During the eighteenth-century, at a time when secular and religious authors in France were questioning womens efforts to read, a new literary genre emerged: conduct books written specifically for girls and unmarried young women. In this carefully researched and thoughtfully argued book, Professor Nadine Brenguier shares an in-depth analysis of this development, relating the objectives and ideals of these books to the contemporaneous Enlightenment concerns about improving education in order to reform society. Works by Anne-Thrse de Lambert, Madeleine de Puisieux, Jeanne Marie Leprince de Beaumont, Louise d'Epinay, Barthlmy Graillard de Graville, Chevalier de Cerfvol, abb Joseph Reyre, Pierre-Louis Roederer, and Marie-Antoinette Lenoir take up a wide variety of topics and vary dramatically in tone. But they all share similar objectives: acquainting their young female readers with the moral and social rules of the world and ensuring their success at the next stage of their lives. While the authors regarded their texts as furthering the common good, they were also aware that they were likely to be controversial among those responsible for girls' education. Brenguier's sensitive readings highlight these tensions, as she offers readers a rare view of how conduct books were conceived, consumed, re-edited, memorialized, and sometimes forgotten. In the broadest sense, her study contributes to our understanding of how print culture in eighteenth-century France gave shape to a specific social subset of new readers: modern girls.

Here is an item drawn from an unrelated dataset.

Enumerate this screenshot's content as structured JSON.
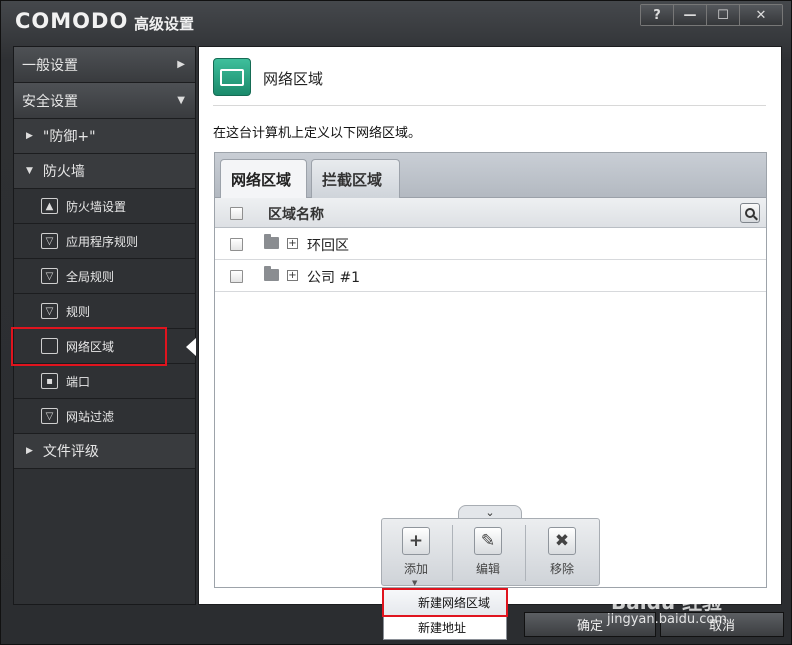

Conduct Books for Girls in Enlightenment France
Ashgate Publishing Ltd